In computing, **ldexp** is a function that multiplies a double precision floating point value by a specified integral power of two, returning the result if it is a valid floating point value for the representation used for double precision floating point values in the execution environment.

## Location[edit]

It is one of the C programming language's math library routines and is declared in the header file math.h.

## Definition[edit]

The function ldexp is defined in the C programming language standard, ISO/IEC 9899 ^{[1]} as follows:

7.12.6.6 The ldexp functions

Synopsis

`#include <math.h>`

`double ldexp(double x, int exp);`

double ldexpf(float x, int exp);`long double ldexpl(long double x, int exp);`

Description

The ldexp functions multiply a floating-point number by an integral power of 2. A range error may occur.

Returns

The`ldexp`

functions return`x`

*2^{exp}

The Open Group Single Unix Specification expands on the interface definition for ldexp in a Unix^{tm} hosted environment.^{[2]}

- The Description section has the following additional information:
- An application wishing to check for error situations should set errno to zero and call feclearexcept(FE_ALL_EXCEPT) before calling these functions. On return, if errno is non-zero or fetestexcept(FE_INVALID | FE_DIVBYZERO | FE_OVERFLOW | FE_UNDERFLOW) is non-zero, an error has occurred.

- The "Returns" section is expanded with the following clauses:
- If these functions would cause overflow, a range error must occur and
`ldexp()`

,`ldexpf()`

, and`ldexpl()`

must return ±`HUGE_VAL`

, ±`HUGE_VALF`

, and ±`HUGE_VALL`

(according to the sign of`x`

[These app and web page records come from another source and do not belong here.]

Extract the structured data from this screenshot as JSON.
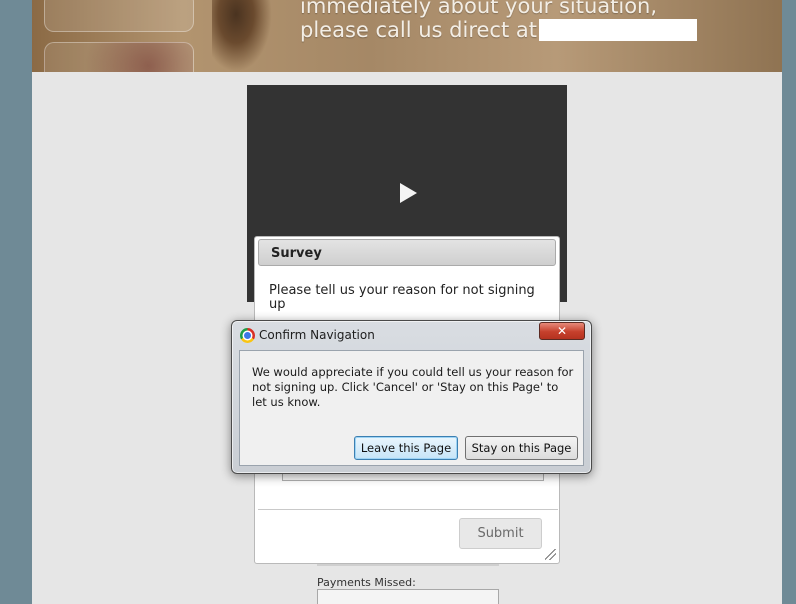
{
  "banner": {
    "line1": "immediately about your situation,",
    "line2": "please call us direct at"
  },
  "survey": {
    "title": "Survey",
    "question": "Please tell us your reason for not signing up",
    "submit_label": "Submit"
  },
  "form": {
    "payments_missed_label": "Payments Missed:"
  },
  "dialog": {
    "title": "Confirm Navigation",
    "close_label": "✕",
    "message": "We would appreciate if you could tell us your reason for not signing up. Click 'Cancel' or 'Stay on this Page' to let us know.",
    "leave_label": "Leave this Page",
    "stay_label": "Stay on this Page"
  },
  "icons": {
    "browser": "chrome-icon",
    "play": "play-icon",
    "close": "close-icon",
    "resize": "resize-grip-icon"
  },
  "colors": {
    "page_background": "#6f8a96",
    "content_background": "#e6e6e6",
    "video_background": "#333333",
    "close_button": "#c6402c",
    "default_button_accent": "#3c7fb1"
  }
}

), respectively. - If the correct value would cause underflow, and is not representable, a range error may occur, and either 0.0 (if supported), or an implementation-defined value must be returned.
- If x is NaN, a NaN must be returned.
- If x is ±0 or ±Inf,
`x`

must be returned. - If exp is 0, x must be returned.
- If the correct value would cause underflow, and is representable, a range error may occur and the correct value must be returned.

- If these functions would cause overflow, a range error must occur and

- It also adds an "Errors section", as follows:
- These functions must fail if:
- Range Error
- The result overflows.
- If the integer expression (math_errhandling & MATH_ERRNO) is non-zero, then errno must be set to [ERANGE]. If the integer expression (math_errhandling & MATH_ERREXCEPT) is non-zero, then the overflow floating-point exception must be raised.

- The result overflows.

- Range Error

- These functions must fail if:

## Implementation[edit]

For binary exponent based floating point representations such as IEEE 754, ldexp can be implemented by simply extracting the exponent from the value of `x`

and adding `exp`

to it and if the result is within the valid exponent values for the representation, replacing `x`

's exponent with the result. If the calculated exponent value is too high the function returns +∞ or -∞ (depending on the sign of `x`

), and if the value is too low, the function returns 0.0.